Remote monitoring allows individuals to continue treatments in the safety and comfort of their homes without increasing exposure risks.
Better Data, Better Decisions
As with all science-based disciplines, the medical field relies heavily on data to make informed and meaningful decisions. Without remote client monitoring, most diagnoses are made based on a snapshot in time. Remote client monitoring enables continuous data collection so doctors can see how vital statistics change over time and in response to various environmental changes – such as time of day, sleep quality, and activity levels.
The capabilities of remote monitoring solutions are evolving. The earliest programs, such as one conducted at UCLA Health in 2013, focused on cardiac health. Now, providers can rely on remote solutions to provide a wide range of health indicators, ranging from blood pressure and glucose monitoring to fall detection and body temperature.
To help make sense of all this data, the healthcare industry is looking to AI-driven software to interpret and evaluate collected data. For example, software that looks at trending data can alert the care team to dramatic changes in activity levels, sleep patterns, body temperature, or heart rate – changes that could indicate the presence of new or worsening inflammation or infection.
Increase Productivity While Decreasing Burnout
Healthcare workers are stretched thin – whether working in a hospital setting, in-home health care, or as part of private practice – the toll of caring for an increasingly stressed and aging population in addition to dealing with a global pandemic has taken its toll.
Most individuals seeking care face long waits at doctor's offices even after waiting weeks or months for an appointment, which stands as evidence that there are not enough doctors and nurses to meet the community's needs.
Remote monitoring allows healthcare workers to work more efficiently by collecting and aggregating health data before the visit. When combined with telemedicine services, remote monitoring enables a comprehensive, low-touch approach to preventative and acute illness care.

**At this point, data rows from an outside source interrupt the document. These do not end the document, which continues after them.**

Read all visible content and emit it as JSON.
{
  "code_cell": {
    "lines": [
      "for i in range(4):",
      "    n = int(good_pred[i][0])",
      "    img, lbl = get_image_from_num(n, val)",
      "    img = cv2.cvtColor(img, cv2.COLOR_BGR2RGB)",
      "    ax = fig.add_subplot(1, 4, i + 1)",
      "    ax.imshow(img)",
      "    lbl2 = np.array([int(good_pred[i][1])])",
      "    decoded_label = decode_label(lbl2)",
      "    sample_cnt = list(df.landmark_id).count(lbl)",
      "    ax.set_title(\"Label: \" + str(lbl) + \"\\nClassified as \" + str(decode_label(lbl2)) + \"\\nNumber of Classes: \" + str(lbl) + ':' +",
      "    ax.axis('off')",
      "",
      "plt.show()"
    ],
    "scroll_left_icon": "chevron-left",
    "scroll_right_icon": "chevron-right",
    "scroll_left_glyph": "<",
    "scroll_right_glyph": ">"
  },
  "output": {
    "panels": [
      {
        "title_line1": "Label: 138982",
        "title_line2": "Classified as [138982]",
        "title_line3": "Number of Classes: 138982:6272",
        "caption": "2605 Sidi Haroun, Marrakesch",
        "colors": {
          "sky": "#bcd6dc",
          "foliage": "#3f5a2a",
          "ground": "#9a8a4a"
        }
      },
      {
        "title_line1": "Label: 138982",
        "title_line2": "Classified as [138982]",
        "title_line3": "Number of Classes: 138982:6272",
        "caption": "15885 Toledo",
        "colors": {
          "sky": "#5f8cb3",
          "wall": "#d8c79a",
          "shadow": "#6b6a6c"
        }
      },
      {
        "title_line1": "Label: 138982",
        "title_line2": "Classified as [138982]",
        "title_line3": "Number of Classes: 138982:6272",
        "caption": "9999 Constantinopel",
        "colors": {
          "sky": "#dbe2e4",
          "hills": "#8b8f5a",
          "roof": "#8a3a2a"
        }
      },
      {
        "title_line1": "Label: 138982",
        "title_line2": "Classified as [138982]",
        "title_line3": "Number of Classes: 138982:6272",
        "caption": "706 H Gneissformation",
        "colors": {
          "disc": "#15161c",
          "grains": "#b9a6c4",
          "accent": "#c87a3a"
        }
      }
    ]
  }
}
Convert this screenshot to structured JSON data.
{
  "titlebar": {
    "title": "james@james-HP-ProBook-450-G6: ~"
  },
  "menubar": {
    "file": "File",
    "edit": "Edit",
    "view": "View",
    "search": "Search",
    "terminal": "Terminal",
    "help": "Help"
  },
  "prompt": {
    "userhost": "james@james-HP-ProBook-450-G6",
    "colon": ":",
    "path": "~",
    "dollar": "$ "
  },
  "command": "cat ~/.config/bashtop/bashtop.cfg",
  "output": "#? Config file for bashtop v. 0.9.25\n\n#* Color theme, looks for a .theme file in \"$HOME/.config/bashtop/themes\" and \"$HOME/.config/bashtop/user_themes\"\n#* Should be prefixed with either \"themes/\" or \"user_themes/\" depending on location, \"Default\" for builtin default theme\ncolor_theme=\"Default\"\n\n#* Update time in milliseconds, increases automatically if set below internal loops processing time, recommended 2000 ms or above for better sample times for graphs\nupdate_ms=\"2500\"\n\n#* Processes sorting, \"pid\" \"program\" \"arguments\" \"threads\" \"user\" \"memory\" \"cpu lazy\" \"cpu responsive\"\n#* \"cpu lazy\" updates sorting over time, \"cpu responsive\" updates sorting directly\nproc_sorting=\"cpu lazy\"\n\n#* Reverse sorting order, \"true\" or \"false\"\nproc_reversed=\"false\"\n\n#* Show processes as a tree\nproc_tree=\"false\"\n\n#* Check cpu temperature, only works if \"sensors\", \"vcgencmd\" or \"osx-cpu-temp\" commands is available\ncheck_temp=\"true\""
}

Remote client monitoring serves as a bridge between healthcare workers and individuals seeking care. Not only does it allow providers to do more in less time, but it can also make their work more effective by supporting decision-making with data.